START DATA SUPPLIED

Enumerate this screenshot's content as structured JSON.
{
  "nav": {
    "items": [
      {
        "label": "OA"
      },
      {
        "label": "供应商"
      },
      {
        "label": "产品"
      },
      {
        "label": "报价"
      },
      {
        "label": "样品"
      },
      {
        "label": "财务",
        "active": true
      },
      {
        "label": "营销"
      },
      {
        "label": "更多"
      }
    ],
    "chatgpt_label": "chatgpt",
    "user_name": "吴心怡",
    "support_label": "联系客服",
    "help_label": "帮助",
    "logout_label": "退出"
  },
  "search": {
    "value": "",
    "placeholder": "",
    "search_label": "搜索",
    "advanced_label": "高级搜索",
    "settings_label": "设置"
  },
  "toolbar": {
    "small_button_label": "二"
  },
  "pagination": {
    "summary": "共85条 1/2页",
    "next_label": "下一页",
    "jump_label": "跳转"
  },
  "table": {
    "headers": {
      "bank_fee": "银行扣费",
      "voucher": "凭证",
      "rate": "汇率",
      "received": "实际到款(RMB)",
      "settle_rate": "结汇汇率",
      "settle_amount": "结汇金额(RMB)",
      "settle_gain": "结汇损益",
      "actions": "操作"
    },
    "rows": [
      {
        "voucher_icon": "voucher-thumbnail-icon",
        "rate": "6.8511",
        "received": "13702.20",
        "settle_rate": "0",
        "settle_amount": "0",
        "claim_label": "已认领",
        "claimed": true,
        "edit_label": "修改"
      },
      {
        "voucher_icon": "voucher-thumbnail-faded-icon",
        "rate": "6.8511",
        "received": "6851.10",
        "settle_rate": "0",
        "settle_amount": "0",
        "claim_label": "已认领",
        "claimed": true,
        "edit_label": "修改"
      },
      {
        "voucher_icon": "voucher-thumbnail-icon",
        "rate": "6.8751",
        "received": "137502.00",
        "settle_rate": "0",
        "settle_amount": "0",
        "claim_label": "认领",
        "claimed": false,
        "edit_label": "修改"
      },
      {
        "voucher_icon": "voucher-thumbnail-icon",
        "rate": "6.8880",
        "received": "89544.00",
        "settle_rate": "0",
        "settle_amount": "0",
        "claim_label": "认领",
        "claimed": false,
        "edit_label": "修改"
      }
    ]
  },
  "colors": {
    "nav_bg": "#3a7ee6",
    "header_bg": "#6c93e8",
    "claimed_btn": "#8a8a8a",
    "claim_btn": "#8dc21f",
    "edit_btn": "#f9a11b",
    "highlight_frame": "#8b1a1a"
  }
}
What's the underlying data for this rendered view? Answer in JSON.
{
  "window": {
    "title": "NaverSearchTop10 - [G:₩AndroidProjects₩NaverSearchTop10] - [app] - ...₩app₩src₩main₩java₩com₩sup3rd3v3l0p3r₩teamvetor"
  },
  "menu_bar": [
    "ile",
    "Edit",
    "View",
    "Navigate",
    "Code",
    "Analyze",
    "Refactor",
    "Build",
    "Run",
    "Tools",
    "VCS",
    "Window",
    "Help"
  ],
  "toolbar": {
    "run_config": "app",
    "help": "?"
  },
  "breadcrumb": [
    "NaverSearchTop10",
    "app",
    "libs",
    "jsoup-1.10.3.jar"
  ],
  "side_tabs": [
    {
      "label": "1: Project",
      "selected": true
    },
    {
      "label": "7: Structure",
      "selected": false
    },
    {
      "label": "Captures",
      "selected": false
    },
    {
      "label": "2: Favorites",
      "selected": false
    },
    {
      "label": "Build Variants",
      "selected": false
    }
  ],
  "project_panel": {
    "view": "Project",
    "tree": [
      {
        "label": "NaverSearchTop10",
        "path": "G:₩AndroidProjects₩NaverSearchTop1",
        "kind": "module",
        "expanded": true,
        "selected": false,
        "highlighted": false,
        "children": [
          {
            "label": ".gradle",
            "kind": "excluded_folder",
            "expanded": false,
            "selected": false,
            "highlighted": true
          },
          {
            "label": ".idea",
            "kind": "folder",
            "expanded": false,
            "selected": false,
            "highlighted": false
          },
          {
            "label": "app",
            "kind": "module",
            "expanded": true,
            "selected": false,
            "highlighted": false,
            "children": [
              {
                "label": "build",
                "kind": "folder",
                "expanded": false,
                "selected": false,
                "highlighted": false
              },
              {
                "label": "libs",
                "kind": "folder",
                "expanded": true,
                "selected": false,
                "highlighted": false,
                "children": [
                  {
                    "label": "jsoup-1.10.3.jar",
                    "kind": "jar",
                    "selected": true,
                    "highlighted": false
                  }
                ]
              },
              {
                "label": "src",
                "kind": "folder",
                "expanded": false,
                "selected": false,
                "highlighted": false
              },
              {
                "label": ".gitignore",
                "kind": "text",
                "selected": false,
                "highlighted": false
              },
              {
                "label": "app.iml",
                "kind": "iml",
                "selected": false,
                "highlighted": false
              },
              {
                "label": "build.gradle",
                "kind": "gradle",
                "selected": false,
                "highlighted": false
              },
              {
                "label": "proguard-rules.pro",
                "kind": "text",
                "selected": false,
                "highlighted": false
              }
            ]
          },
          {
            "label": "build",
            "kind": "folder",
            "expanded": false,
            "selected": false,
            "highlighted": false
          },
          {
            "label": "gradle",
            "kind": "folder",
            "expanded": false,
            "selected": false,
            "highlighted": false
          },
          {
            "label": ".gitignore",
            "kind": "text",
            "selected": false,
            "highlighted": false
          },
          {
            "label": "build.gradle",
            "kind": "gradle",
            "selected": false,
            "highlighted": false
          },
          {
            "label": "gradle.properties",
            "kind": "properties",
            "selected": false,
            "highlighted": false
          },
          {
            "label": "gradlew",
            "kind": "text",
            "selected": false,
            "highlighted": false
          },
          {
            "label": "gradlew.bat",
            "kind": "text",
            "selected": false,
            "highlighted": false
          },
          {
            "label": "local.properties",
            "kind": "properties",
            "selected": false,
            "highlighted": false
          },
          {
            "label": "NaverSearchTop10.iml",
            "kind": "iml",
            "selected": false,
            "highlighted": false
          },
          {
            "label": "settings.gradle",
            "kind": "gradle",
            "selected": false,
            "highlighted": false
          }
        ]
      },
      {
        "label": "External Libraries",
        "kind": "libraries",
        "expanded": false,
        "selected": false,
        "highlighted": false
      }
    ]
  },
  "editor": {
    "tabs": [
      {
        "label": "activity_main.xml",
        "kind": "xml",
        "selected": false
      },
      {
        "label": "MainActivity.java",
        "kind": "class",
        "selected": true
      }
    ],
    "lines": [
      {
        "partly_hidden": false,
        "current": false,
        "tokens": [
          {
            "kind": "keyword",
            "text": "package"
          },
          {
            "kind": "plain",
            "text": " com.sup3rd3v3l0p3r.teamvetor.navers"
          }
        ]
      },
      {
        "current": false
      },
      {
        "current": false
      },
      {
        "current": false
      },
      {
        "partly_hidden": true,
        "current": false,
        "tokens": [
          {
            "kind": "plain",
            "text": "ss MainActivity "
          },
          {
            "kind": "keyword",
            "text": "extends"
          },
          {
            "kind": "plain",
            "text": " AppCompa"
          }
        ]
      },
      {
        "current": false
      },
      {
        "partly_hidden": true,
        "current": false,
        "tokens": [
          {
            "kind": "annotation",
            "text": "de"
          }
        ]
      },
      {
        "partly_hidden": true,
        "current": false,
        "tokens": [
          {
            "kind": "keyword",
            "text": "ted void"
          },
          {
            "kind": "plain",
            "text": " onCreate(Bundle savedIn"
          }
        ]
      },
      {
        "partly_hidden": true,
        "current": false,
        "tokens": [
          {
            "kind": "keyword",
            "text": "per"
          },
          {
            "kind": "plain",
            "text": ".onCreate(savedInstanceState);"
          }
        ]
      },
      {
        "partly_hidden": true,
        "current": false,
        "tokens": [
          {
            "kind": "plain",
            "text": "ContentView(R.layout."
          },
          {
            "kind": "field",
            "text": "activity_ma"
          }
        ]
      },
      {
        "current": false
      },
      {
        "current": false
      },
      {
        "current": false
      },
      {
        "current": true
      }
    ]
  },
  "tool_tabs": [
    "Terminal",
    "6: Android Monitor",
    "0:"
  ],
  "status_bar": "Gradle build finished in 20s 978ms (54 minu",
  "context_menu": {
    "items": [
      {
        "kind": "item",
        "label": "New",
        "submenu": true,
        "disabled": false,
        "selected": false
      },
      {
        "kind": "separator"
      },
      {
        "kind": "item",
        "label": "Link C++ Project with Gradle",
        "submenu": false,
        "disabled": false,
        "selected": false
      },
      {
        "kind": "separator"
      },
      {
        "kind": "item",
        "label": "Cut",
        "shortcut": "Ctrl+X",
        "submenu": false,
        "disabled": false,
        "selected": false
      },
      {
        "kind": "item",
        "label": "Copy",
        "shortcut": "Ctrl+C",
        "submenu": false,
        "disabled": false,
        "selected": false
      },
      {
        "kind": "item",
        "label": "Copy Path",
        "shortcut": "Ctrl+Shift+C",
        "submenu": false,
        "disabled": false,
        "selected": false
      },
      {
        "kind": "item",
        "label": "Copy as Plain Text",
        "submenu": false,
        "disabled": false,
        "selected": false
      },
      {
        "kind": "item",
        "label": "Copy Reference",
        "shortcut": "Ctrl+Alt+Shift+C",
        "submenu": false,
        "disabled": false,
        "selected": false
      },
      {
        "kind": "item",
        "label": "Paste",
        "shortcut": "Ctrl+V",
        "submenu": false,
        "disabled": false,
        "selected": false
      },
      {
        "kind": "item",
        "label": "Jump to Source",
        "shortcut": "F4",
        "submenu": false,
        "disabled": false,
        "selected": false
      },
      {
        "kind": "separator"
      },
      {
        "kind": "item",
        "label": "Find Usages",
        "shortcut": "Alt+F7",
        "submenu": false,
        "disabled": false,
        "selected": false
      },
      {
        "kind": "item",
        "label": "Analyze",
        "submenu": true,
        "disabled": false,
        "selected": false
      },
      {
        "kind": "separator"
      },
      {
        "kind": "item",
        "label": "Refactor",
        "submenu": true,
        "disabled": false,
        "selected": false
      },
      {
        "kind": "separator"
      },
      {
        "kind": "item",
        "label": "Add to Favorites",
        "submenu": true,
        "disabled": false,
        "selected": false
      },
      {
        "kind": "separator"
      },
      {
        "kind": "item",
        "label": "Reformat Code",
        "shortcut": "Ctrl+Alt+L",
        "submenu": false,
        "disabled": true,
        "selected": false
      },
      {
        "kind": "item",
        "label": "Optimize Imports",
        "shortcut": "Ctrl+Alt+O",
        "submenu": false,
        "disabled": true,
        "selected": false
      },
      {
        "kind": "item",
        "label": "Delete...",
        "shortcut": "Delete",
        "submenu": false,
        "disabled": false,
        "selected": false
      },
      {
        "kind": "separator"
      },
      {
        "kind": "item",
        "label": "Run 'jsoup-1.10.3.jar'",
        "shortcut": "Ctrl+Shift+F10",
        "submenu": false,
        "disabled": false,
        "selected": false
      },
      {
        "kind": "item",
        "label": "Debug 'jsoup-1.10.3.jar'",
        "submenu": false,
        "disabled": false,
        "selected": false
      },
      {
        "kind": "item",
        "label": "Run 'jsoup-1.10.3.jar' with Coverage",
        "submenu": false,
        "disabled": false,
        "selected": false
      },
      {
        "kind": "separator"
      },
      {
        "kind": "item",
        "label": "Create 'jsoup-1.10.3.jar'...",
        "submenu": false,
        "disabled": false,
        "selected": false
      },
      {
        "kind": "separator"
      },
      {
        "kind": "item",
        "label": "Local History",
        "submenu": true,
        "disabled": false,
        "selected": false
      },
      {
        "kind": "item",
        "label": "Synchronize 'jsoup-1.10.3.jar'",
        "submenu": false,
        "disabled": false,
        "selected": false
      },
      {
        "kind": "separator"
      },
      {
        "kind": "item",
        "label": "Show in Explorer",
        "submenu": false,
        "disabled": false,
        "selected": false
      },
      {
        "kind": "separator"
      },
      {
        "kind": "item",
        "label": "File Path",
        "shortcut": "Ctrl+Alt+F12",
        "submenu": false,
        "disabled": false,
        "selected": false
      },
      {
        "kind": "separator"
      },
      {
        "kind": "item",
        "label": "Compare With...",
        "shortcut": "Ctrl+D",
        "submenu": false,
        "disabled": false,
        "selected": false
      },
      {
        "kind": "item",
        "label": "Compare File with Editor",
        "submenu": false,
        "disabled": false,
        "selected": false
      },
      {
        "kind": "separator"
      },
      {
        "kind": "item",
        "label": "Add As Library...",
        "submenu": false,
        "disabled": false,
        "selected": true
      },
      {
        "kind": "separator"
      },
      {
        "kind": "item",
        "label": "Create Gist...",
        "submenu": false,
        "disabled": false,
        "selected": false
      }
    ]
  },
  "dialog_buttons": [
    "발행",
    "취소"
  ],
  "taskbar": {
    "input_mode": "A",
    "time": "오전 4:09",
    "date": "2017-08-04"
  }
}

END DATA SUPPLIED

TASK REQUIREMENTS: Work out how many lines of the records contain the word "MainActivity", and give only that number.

THE ANSWER: 2